_THE DATA:_
————
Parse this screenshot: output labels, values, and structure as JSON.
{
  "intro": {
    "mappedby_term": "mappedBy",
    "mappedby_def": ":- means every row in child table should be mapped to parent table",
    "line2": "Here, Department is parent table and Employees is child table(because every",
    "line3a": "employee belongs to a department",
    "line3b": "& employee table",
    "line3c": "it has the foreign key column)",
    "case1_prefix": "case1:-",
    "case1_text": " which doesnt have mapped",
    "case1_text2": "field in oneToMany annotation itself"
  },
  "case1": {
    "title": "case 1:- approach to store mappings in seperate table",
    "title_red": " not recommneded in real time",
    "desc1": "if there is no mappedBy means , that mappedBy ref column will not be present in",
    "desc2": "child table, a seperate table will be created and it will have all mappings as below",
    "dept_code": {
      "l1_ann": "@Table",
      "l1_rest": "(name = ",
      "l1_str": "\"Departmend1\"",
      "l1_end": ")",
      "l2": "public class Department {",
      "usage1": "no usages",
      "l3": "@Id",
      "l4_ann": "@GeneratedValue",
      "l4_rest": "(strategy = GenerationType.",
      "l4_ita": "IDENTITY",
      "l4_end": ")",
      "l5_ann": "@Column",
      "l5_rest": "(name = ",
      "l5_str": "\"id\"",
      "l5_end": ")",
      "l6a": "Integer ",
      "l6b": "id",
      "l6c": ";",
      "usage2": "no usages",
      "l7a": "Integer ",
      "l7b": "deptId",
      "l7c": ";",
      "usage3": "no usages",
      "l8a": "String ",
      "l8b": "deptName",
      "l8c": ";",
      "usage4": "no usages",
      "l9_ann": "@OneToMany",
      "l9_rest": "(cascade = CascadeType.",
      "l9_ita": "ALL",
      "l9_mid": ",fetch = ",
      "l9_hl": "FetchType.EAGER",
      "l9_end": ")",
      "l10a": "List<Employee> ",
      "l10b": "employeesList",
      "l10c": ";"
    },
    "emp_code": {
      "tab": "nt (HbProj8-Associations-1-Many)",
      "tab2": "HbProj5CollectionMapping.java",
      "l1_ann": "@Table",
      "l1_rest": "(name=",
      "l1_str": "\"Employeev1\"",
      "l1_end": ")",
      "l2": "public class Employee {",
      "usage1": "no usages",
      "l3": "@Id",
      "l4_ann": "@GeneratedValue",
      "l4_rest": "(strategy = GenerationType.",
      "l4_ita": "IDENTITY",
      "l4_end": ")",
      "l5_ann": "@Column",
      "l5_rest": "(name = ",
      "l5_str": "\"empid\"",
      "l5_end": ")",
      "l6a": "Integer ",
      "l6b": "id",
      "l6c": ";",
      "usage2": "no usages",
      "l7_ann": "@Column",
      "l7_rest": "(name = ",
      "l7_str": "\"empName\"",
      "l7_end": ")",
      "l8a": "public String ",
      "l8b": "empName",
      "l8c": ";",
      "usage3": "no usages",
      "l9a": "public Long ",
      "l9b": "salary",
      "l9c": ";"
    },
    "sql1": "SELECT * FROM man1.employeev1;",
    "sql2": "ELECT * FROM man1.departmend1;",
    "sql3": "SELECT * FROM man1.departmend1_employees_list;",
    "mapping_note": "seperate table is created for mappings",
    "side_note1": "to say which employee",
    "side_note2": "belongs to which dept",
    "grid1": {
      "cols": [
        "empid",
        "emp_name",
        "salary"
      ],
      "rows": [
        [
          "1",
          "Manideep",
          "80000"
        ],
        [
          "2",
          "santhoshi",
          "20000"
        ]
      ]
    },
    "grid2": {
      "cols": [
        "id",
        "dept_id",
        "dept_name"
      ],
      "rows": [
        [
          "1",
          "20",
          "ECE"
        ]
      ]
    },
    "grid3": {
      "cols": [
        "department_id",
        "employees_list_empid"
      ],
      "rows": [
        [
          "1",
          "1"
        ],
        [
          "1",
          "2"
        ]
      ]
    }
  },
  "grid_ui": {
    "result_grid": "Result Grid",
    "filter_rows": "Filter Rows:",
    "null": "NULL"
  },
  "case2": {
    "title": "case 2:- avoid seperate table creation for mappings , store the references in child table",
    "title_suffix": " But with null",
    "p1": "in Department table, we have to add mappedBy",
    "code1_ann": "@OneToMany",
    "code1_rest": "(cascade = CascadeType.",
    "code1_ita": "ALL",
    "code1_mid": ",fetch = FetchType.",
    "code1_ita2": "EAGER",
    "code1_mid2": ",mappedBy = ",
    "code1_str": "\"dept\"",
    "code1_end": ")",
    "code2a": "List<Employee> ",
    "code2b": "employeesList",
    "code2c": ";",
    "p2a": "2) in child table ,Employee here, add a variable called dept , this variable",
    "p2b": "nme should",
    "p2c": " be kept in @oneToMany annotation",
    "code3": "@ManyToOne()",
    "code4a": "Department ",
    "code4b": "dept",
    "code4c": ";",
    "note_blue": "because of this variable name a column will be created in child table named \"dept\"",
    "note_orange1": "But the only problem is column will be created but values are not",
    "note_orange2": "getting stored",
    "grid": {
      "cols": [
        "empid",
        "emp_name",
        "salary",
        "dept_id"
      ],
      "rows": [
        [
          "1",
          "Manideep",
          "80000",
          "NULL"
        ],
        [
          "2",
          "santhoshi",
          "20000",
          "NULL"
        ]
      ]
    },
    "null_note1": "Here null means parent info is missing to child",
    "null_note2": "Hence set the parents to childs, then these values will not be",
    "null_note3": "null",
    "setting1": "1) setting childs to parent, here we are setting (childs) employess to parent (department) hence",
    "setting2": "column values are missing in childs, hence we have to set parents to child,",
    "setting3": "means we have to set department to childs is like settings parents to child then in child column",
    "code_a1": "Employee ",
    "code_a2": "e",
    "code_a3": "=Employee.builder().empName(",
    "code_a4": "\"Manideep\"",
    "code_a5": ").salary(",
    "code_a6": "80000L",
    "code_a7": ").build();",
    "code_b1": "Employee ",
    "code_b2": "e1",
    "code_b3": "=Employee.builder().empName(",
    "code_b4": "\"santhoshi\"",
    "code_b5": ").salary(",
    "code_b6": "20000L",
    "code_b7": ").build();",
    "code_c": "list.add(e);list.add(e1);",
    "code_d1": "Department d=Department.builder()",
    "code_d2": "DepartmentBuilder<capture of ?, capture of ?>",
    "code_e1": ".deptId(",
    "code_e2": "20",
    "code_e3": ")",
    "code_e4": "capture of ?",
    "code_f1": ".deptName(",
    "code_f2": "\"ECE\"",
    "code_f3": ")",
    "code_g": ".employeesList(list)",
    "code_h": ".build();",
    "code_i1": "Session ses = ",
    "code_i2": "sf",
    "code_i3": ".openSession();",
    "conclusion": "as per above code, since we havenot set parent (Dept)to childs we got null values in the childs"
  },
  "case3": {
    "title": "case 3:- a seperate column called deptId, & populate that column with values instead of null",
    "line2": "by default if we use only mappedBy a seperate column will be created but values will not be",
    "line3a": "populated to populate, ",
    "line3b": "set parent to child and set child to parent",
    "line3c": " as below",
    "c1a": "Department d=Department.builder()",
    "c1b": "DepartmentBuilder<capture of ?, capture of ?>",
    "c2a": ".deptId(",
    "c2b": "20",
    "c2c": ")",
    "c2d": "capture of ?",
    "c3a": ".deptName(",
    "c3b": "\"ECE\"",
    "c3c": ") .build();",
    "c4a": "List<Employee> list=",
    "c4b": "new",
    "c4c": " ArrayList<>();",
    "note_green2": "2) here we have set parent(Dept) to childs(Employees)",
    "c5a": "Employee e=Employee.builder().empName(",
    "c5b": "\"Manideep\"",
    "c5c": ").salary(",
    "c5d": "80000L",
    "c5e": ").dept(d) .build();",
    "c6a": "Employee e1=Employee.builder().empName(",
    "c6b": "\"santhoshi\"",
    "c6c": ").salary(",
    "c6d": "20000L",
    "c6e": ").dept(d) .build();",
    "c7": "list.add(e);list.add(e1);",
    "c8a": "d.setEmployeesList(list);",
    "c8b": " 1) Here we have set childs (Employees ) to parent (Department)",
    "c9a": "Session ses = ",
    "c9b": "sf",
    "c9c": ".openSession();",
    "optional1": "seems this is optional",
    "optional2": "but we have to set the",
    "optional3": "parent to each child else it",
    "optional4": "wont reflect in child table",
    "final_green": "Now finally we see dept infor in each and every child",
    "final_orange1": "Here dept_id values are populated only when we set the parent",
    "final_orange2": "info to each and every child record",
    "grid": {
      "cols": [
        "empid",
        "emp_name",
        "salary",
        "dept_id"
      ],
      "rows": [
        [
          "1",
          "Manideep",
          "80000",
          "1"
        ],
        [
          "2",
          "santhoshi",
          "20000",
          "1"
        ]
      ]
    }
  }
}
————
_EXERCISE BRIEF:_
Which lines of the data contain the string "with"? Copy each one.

_OUTPUT OF THE EXERCISE:_
    "title_suffix": " But with null",
    "title": "case 3:- a seperate column called deptId, & populate that column with values instead of null",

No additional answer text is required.